» What is required
Given the entries below, copy each of them out exactly.

» Raw data
□ □ □ □ □ □ □
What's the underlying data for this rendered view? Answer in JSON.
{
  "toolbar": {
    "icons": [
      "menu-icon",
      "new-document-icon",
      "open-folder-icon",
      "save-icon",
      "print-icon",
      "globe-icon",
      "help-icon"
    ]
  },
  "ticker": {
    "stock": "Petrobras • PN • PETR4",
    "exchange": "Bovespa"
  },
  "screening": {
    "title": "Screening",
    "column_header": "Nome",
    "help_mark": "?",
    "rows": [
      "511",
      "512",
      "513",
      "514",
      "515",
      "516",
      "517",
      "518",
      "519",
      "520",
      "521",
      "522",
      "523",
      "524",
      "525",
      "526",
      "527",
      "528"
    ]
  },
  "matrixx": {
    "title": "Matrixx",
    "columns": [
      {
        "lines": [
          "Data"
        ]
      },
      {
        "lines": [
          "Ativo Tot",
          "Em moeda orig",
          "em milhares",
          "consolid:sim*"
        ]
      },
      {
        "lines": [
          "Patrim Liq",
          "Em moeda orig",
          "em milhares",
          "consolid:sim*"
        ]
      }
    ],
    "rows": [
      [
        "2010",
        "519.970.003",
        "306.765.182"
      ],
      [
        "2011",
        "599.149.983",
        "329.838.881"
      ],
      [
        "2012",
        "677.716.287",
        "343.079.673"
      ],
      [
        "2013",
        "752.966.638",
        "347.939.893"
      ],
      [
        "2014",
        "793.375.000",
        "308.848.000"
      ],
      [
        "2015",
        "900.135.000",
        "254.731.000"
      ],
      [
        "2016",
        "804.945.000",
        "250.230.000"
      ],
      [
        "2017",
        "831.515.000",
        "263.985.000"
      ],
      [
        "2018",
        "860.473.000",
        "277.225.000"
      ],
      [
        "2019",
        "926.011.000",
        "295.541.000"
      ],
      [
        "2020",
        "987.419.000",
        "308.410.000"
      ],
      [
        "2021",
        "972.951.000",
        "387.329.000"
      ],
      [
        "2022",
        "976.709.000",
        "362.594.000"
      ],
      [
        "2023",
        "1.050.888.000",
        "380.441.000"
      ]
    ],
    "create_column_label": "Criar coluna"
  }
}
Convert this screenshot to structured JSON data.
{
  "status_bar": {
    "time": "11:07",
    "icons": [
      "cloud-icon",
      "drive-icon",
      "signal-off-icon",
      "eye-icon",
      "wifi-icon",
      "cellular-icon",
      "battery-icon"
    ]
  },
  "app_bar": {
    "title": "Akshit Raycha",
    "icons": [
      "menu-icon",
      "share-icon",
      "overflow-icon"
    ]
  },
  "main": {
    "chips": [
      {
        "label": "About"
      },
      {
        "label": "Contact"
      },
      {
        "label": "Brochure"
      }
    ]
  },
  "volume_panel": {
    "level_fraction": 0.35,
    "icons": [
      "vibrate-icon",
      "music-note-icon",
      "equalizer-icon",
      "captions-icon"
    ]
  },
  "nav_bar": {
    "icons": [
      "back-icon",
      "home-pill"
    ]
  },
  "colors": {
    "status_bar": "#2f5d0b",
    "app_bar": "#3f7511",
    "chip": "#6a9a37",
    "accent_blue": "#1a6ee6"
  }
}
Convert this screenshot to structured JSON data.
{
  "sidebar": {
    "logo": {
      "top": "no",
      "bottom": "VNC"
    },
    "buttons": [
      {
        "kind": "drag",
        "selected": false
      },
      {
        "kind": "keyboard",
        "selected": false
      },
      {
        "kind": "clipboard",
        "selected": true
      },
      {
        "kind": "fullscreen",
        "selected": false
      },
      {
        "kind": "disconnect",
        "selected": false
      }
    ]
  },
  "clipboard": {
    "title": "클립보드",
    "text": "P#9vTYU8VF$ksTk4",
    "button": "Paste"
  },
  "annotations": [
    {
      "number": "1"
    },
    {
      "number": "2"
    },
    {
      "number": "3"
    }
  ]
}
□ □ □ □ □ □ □
» Reply
What's the underlying data for this rendered view? Answer in JSON.
{
  "toolbar": {
    "icons": [
      "menu-icon",
      "new-document-icon",
      "open-folder-icon",
      "save-icon",
      "print-icon",
      "globe-icon",
      "help-icon"
    ]
  },
  "ticker": {
    "stock": "Petrobras • PN • PETR4",
    "exchange": "Bovespa"
  },
  "screening": {
    "title": "Screening",
    "column_header": "Nome",
    "help_mark": "?",
    "rows": [
      "511",
      "512",
      "513",
      "514",
      "515",
      "516",
      "517",
      "518",
      "519",
      "520",
      "521",
      "522",
      "523",
      "524",
      "525",
      "526",
      "527",
      "528"
    ]
  },
  "matrixx": {
    "title": "Matrixx",
    "columns": [
      {
        "lines": [
          "Data"
        ]
      },
      {
        "lines": [
          "Ativo Tot",
          "Em moeda orig",
          "em milhares",
          "consolid:sim*"
        ]
      },
      {
        "lines": [
          "Patrim Liq",
          "Em moeda orig",
          "em milhares",
          "consolid:sim*"
        ]
      }
    ],
    "rows": [
      [
        "2010",
        "519.970.003",
        "306.765.182"
      ],
      [
        "2011",
        "599.149.983",
        "329.838.881"
      ],
      [
        "2012",
        "677.716.287",
        "343.079.673"
      ],
      [
        "2013",
        "752.966.638",
        "347.939.893"
      ],
      [
        "2014",
        "793.375.000",
        "308.848.000"
      ],
      [
        "2015",
        "900.135.000",
        "254.731.000"
      ],
      [
        "2016",
        "804.945.000",
        "250.230.000"
      ],
      [
        "2017",
        "831.515.000",
        "263.985.000"
      ],
      [
        "2018",
        "860.473.000",
        "277.225.000"
      ],
      [
        "2019",
        "926.011.000",
        "295.541.000"
      ],
      [
        "2020",
        "987.419.000",
        "308.410.000"
      ],
      [
        "2021",
        "972.951.000",
        "387.329.000"
      ],
      [
        "2022",
        "976.709.000",
        "362.594.000"
      ],
      [
        "2023",
        "1.050.888.000",
        "380.441.000"
      ]
    ],
    "create_column_label": "Criar coluna"
  }
}
Convert this screenshot to structured JSON data.
{
  "status_bar": {
    "time": "11:07",
    "icons": [
      "cloud-icon",
      "drive-icon",
      "signal-off-icon",
      "eye-icon",
      "wifi-icon",
      "cellular-icon",
      "battery-icon"
    ]
  },
  "app_bar": {
    "title": "Akshit Raycha",
    "icons": [
      "menu-icon",
      "share-icon",
      "overflow-icon"
    ]
  },
  "main": {
    "chips": [
      {
        "label": "About"
      },
      {
        "label": "Contact"
      },
      {
        "label": "Brochure"
      }
    ]
  },
  "volume_panel": {
    "level_fraction": 0.35,
    "icons": [
      "vibrate-icon",
      "music-note-icon",
      "equalizer-icon",
      "captions-icon"
    ]
  },
  "nav_bar": {
    "icons": [
      "back-icon",
      "home-pill"
    ]
  },
  "colors": {
    "status_bar": "#2f5d0b",
    "app_bar": "#3f7511",
    "chip": "#6a9a37",
    "accent_blue": "#1a6ee6"
  }
}
Convert this screenshot to structured JSON data.
{
  "sidebar": {
    "logo": {
      "top": "no",
      "bottom": "VNC"
    },
    "buttons": [
      {
        "kind": "drag",
        "selected": false
      },
      {
        "kind": "keyboard",
        "selected": false
      },
      {
        "kind": "clipboard",
        "selected": true
      },
      {
        "kind": "fullscreen",
        "selected": false
      },
      {
        "kind": "disconnect",
        "selected": false
      }
    ]
  },
  "clipboard": {
    "title": "클립보드",
    "text": "P#9vTYU8VF$ksTk4",
    "button": "Paste"
  },
  "annotations": [
    {
      "number": "1"
    },
    {
      "number": "2"
    },
    {
      "number": "3"
    }
  ]
}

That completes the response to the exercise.